Faces of iPSpine – Ubern

What is your team's main scientific expertise/contribution to the iPSpine project?

The Ubern team is primarily contributing to intervertebral disc (IVD) cells that were isolated with written consent from patients undergoing spinal surgery. These cells were collected from peripheral blood and from the removed IVD tissue during discectomy surgery. Dr. Julien Guerrero, the post-doctoral researcher in my team, ensured that these cell isolations could be performed with the necessary quality controls and also could be delivered on time. These cells were then the basis to derive induced the pluripotent stem cells (iPSCs) for the project. This next important step in the overall series of working packages is now in progress in the team of Jean-Marc Le Maitre and Romain Desprait at the INSERM in Montpellier. My team and Marianna Tryfonidou, the consortium leader, have been focusing on how to isolate and characterize a relatively recently detected tissue-specific progenitor cell population in the center of the IVD. These cells, which were firstly described by Prof. Dai Sakai and his team from Japan, are multipotent and can form colony-forming units (CFUs), and are positive for a typical endothelial-derived surface marker, angiopoietin receptor 1 (Tie2). The latter is also very unusual for the IVD as it originates from the notochord, which gives the structure to embryonic bodies. However, these Tie2+ cells are relatively rare in the IVD (1-5%) but also decrease rapidly with age.

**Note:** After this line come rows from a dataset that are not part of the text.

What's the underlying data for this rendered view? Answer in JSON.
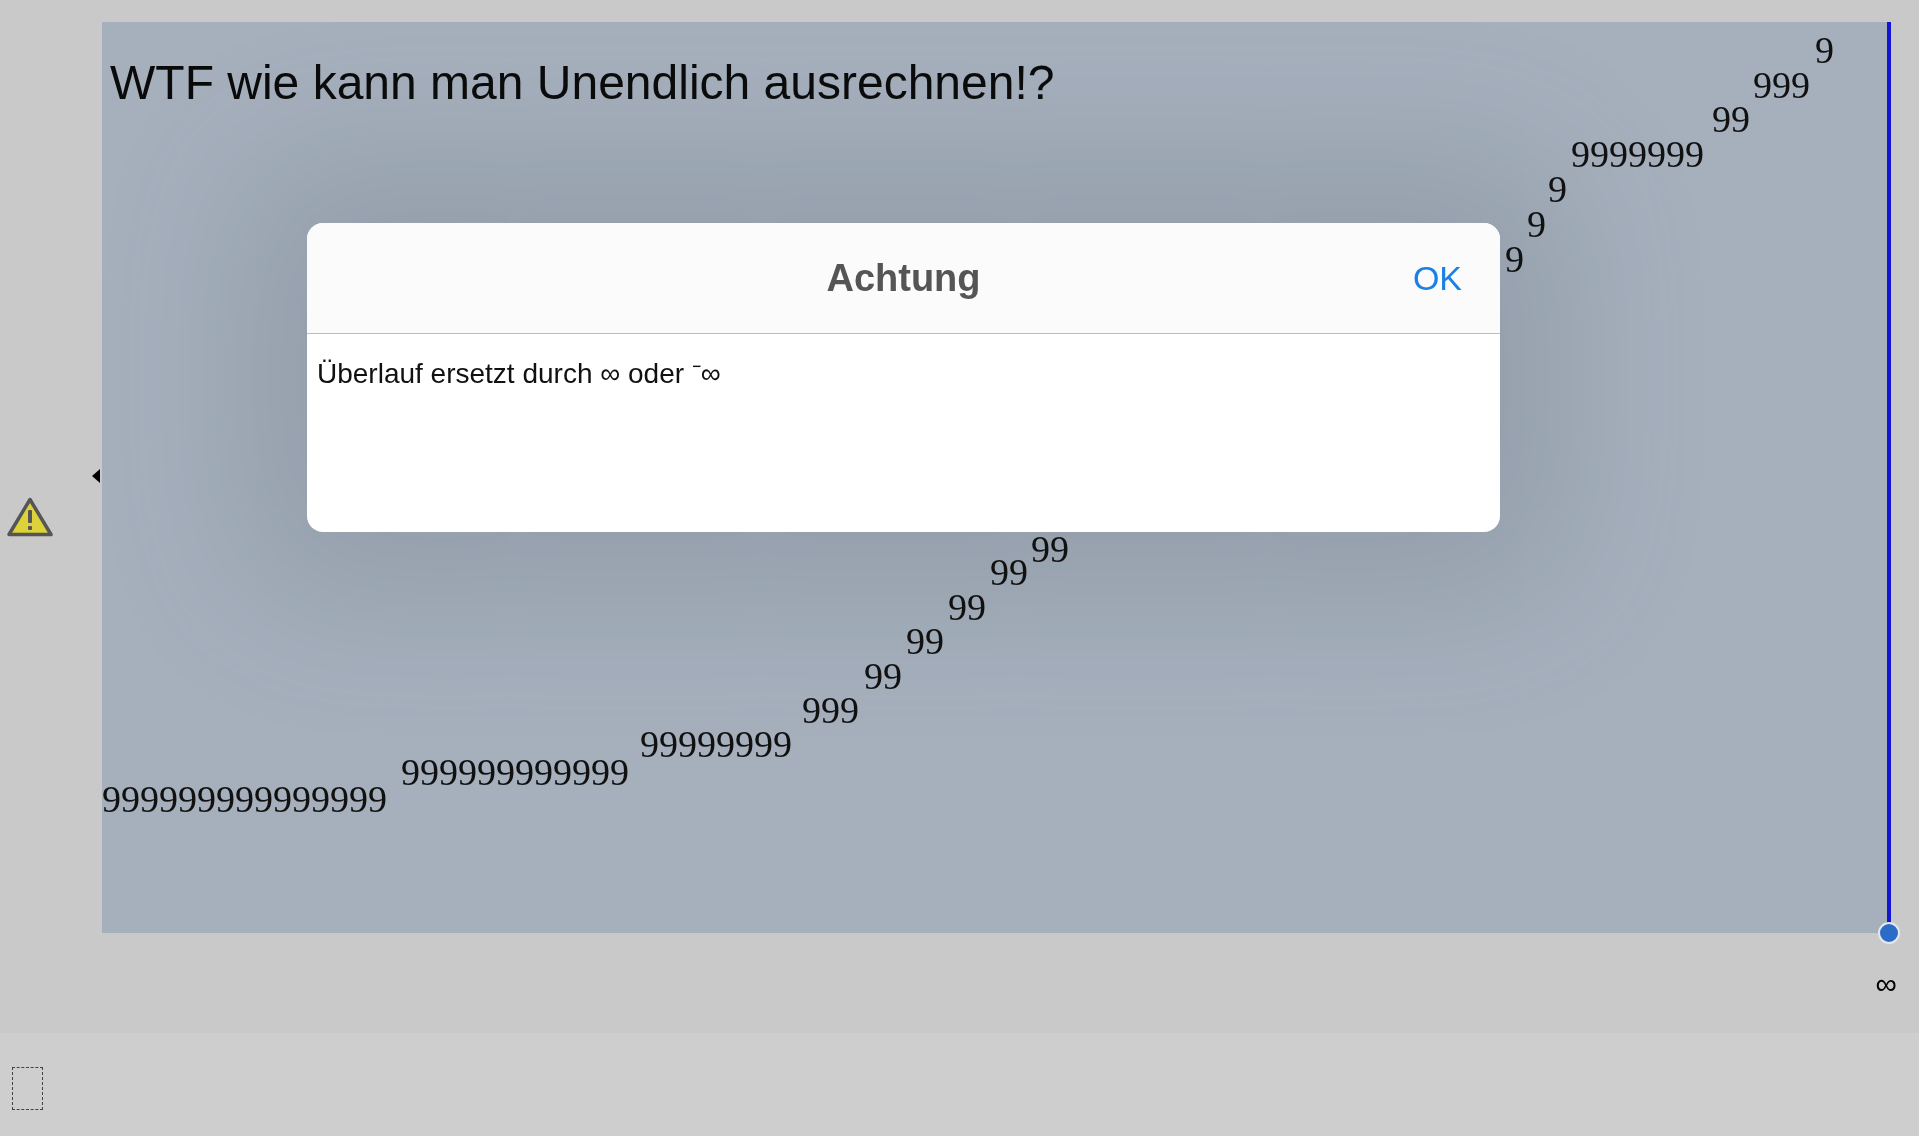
{
  "canvas": {
    "title": "WTF wie kann man Unendlich ausrechnen!?",
    "digit_trail": [
      "999999999999999",
      "999999999999",
      "99999999",
      "999",
      "99",
      "99",
      "99",
      "99",
      "99",
      "9",
      "9",
      "9",
      "9999999",
      "99",
      "999",
      "9"
    ]
  },
  "dialog": {
    "title": "Achtung",
    "button": "OK",
    "message": "Überlauf ersetzt durch ∞ oder ⁻∞"
  },
  "point": {
    "label": "∞"
  }
}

A sub-aim was to compare donor-matched iPSC derived from these Tie2+ cells with mononuclear cells in the peripheral blood. Due to the close collaboration with the clinicians, we were able to deliver primary cells from spinal trauma surgery with ethical approval to the specialists at INSERM that generated the iPSCs.

Benjamin Gantenbein

Associated Professor

Julien Guerrero

How does it feel to be working in such a large consortium?

It is a really great experience. It is a unique opportunity to interact with various experts from the life sciences and biomedical engineering field, from bio-materialists over engineers to orthopedic surgeons and veterinarians, company, and regulatory affairs experts. This makes the project ultimately interesting but also challenging. The format to contribute to the community on such an important question and to improve the patient’s treatment options in the main matter of low back pain (LBP) with potential cell therapy treatment is highly relevant. LBP is beside the current COVID19 pandemic a worldwide “sleeping pandemic” that affects many people aged from 25-80+ people worldwide. LBP is recognized as one of four major burdens worldwide besides stroke and cardiac diseases. This motivates my broader research aims and to find better solutions than static metal implants that not take into account the biology and the natural biomechanics of the spine.

What do you think is unique about being part of the iPSpine project?

The iPSpine project represents an important milestone to fight low back pain. It provides a platform to shade light from various angles onto the “science fiction” to find a “cure” for degenerated discs. We do not know whether this will be achieved at the end of this project. However, I am pretty sure that our understanding of the precise requirements of cell therapy, identifying the most suitable cell source, and best suitable biomaterials for such iPSCs for the specific application for the regeneration of the IVD will be much better understood than today. Here, the understanding of the microenvironment of the IVD niche could lead the way to “prime” iPSCs or other progenitor cells before injection to improve the outcome by better cell survival.